Walking the dog has been a popular diversion for many enduring coronavirus quarantine, with pets playing an important role in helping humans get through this difficult time. Shelter-in-place orders around the country have even created a surge in demand for pets to provide both companionship and comfort.
"There is now a huge interest in fostering dogs and cats," said Tracy Elliott, president of the Chicago Anti-Cruelty Society. "We have hundreds and hundreds of people waiting." Elliott said the society also experienced a run on adoptions before it had to close its buildings.
Elliott points to the numbers. Normally the society might have around 100 dogs in foster care on any given day, but now 214 are being fostered. And their kennel no longer has nearly enough animals to meet demand.
The same story can be found across the U.S.
"We saw a nearly 70 percent increase in animals going into foster care through our NYC and Los Angeles foster programs, compared to the same time period in 2019," the American Society for the Prevention of Cruelty to Animals said in a statement provided to ABC News. "In addition, since March 15, more than 600 people completed online foster applications for our New York City and Los Angeles foster programs, representing a 200 percent increase when compared to traditional application numbers during this period."
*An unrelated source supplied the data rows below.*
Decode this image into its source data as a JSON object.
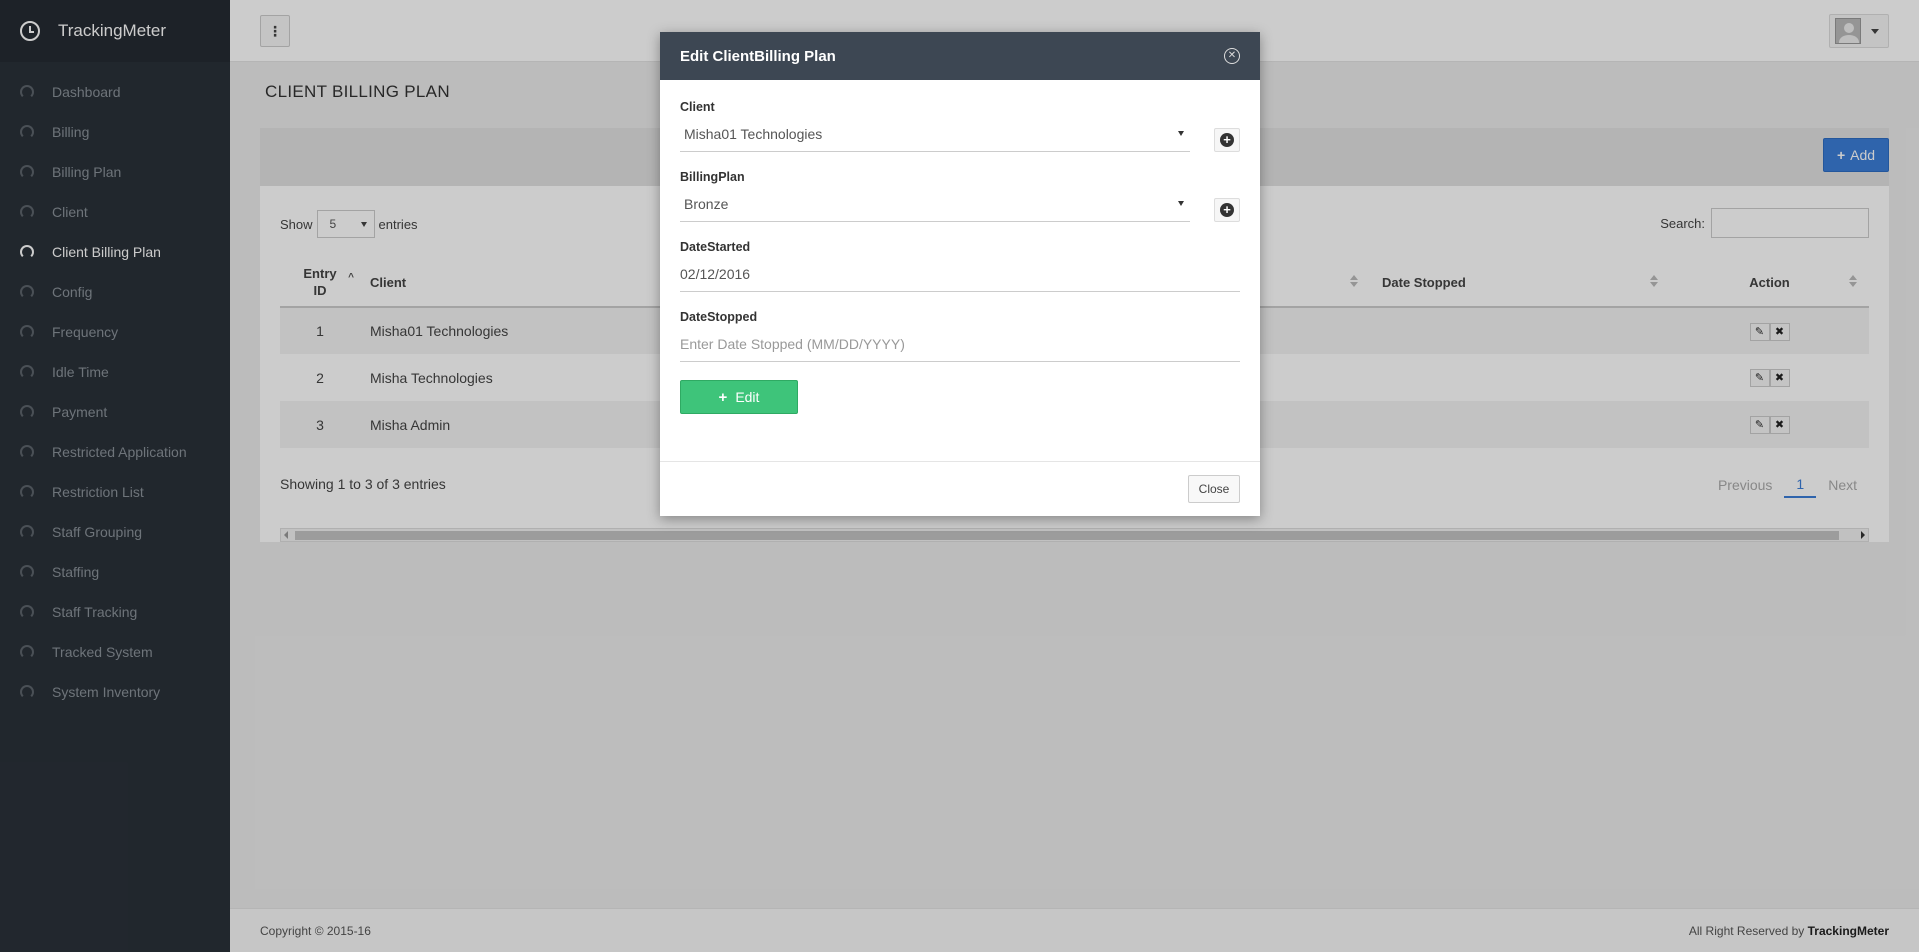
{
  "brand": {
    "name": "TrackingMeter"
  },
  "sidebar": {
    "items": [
      {
        "label": "Dashboard"
      },
      {
        "label": "Billing"
      },
      {
        "label": "Billing Plan"
      },
      {
        "label": "Client"
      },
      {
        "label": "Client Billing Plan",
        "active": true
      },
      {
        "label": "Config"
      },
      {
        "label": "Frequency"
      },
      {
        "label": "Idle Time"
      },
      {
        "label": "Payment"
      },
      {
        "label": "Restricted Application"
      },
      {
        "label": "Restriction List"
      },
      {
        "label": "Staff Grouping"
      },
      {
        "label": "Staffing"
      },
      {
        "label": "Staff Tracking"
      },
      {
        "label": "Tracked System"
      },
      {
        "label": "System Inventory"
      }
    ]
  },
  "topbar": {
    "menu_icon": "⋮"
  },
  "page": {
    "title": "CLIENT BILLING PLAN",
    "add_label": "Add"
  },
  "table": {
    "show_label": "Show",
    "entries_value": "5",
    "entries_label": "entries",
    "search_label": "Search:",
    "headers": {
      "entry_id": "Entry ID",
      "client": "Client",
      "date_stopped": "Date Stopped",
      "action": "Action"
    },
    "rows": [
      {
        "id": "1",
        "client": "Misha01 Technologies"
      },
      {
        "id": "2",
        "client": "Misha Technologies"
      },
      {
        "id": "3",
        "client": "Misha Admin"
      }
    ],
    "showing": "Showing 1 to 3 of 3 entries",
    "pager": {
      "previous": "Previous",
      "current": "1",
      "next": "Next"
    }
  },
  "footer": {
    "copyright": "Copyright © 2015-16",
    "reserved": "All Right Reserved by",
    "brand": "TrackingMeter"
  },
  "modal": {
    "title": "Edit ClientBilling Plan",
    "client_label": "Client",
    "client_value": "Misha01 Technologies",
    "plan_label": "BillingPlan",
    "plan_value": "Bronze",
    "date_started_label": "DateStarted",
    "date_started_value": "02/12/2016",
    "date_stopped_label": "DateStopped",
    "date_stopped_placeholder": "Enter Date Stopped (MM/DD/YYYY)",
    "edit_label": "Edit",
    "close_label": "Close"
  },
  "colors": {
    "sidebar": "#2a3139",
    "modal_header": "#3d4753",
    "primary": "#3b7dd8",
    "success": "#3ec47a"
  }
}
Jim Tedford, the CEO of the Association for Animal Welfare Advancement, a professional organization for public and private animal shelters, said he's heard about shelters being "relatively emptied out," because so many people have volunteered to foster or adopt pets.
"I've heard from a number of shelters who actually say they've got a backlog of up to a thousand volunteer foster homes on a list, waiting for animals to take care of," Tedford said.
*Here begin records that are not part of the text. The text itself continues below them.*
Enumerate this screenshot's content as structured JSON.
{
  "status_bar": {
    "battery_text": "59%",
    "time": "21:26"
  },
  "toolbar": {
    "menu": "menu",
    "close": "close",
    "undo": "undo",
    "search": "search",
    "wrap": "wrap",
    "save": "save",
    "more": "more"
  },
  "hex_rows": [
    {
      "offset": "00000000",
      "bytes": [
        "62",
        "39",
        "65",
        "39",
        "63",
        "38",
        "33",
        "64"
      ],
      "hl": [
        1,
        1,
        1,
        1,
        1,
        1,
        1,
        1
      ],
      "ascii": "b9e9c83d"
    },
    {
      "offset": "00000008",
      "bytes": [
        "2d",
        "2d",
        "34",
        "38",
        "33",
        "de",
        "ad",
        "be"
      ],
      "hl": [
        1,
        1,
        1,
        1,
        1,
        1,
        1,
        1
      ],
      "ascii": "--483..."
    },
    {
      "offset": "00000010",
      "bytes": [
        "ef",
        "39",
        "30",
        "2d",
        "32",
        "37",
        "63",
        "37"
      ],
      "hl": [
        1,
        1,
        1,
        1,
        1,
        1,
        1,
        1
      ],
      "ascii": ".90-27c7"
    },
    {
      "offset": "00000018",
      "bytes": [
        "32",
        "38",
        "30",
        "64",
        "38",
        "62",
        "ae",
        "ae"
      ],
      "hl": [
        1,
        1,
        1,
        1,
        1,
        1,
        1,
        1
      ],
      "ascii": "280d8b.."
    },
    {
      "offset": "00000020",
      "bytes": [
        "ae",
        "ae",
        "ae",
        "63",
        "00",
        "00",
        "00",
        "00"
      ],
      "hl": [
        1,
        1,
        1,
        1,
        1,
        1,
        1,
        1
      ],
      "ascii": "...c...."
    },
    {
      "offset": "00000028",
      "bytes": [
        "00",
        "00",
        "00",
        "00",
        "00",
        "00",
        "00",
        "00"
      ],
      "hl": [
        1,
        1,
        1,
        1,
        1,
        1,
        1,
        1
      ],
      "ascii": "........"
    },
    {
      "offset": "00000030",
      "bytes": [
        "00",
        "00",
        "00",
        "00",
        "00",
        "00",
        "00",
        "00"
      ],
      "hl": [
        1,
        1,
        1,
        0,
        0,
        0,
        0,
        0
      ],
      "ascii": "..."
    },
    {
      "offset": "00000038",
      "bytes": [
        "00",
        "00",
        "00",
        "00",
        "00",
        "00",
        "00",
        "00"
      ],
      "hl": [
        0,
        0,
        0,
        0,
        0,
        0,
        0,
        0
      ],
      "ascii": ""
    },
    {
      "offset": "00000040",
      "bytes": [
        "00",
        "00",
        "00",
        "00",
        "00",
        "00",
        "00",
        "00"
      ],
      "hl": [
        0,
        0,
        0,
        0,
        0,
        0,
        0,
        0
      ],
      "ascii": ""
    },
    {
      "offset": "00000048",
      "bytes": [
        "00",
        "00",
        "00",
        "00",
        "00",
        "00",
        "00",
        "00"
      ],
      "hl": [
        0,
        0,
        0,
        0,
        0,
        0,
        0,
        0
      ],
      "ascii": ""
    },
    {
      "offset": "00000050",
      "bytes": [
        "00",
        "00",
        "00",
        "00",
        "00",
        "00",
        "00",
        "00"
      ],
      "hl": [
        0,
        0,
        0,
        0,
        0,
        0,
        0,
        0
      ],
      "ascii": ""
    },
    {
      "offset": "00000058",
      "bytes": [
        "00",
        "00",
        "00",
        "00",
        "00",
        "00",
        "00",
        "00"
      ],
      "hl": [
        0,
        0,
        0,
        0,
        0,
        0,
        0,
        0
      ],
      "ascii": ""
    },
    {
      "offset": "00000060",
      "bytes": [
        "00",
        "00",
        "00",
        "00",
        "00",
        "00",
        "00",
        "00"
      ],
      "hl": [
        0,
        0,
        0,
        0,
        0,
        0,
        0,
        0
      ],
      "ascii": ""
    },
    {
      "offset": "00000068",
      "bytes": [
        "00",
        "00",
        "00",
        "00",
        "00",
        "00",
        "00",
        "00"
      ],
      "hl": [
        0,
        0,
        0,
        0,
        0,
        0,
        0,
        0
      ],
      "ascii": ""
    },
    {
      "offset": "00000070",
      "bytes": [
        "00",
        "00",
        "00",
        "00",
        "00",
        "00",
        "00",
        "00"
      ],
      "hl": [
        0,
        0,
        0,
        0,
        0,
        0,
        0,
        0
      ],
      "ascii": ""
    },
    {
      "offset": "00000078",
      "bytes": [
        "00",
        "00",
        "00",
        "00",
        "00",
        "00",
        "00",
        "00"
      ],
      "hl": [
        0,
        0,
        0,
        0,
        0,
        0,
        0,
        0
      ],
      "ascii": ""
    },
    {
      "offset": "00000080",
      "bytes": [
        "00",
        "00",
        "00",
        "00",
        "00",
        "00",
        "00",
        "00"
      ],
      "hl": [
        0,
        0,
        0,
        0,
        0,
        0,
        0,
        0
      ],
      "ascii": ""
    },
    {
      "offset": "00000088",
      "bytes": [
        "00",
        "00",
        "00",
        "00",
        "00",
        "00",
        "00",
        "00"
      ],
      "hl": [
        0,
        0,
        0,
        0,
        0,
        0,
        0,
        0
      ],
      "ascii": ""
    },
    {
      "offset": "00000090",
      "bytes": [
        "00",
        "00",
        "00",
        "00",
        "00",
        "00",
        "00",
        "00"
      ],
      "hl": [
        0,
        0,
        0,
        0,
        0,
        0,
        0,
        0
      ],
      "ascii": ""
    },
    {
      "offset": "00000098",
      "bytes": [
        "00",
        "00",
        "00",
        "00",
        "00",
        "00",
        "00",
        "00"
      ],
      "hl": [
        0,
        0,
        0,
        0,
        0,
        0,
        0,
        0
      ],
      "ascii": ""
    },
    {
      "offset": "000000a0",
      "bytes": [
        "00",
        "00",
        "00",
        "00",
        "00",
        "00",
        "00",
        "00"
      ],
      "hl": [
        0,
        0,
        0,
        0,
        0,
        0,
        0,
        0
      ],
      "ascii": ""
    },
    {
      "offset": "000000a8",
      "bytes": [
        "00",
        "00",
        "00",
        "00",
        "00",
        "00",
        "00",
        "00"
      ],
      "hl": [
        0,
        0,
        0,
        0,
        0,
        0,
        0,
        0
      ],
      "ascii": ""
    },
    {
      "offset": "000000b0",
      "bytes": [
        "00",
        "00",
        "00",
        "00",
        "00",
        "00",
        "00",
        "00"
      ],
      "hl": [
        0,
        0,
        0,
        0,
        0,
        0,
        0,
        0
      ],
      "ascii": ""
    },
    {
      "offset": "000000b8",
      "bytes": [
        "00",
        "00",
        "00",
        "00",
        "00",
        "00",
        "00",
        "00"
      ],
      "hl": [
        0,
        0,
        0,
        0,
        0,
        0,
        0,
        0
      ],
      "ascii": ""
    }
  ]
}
The "need" element works both ways: More and more animals need caretakers as shelter workers are forced to stay home, so shelters reached out to their respective communities for volunteers to foster and adopt those pets.
But the animals are giving back just as much, fulfilling human needs amplified by social distancing.
Elliott cites "companionship and unconditional love" as "absolutely" among the most valuable benefits offered by pets at this time. Tedford adds another: "Animals force us into a routine," particularly for those not accustomed to working from, or being stuck at, home.
"You don't get to just lay in bed until 11 or 12 o'clock," he said. "You've got to get up to feed that dog or cat. If it's a dog you're more than likely going to have to take him for a walk right away."
These benefits may pale in comparison to another that dogs might provide. A British charity, Medical Detection Dogs, is exploring whether dogs could be enlisted in the fight against COVID-19 using their acute senses of smell. According to its website, "Dogs searching for COVID-19 would be trained in the same way as those dogs the charity has already trained to detect diseases like cancer, Parkinson's and bacterial infections -- by sniffing samples in the charity's training room and indicating when they have found it."
As to the question of whether pets may be a risk at this time, the Centers for Disease Control and Prevention says, "At this time, there is no evidence that companion animals, including pets, can spread COVID-19 or that they might be a source of infection in the United States."
It seems the biggest "risk" for those taking in animals during the pandemic is that the situation will be more than temporary.
"If history is a guide," Tedford noted, "there is a great chance that a lot of those [pets] will become permanent fixtures in those households."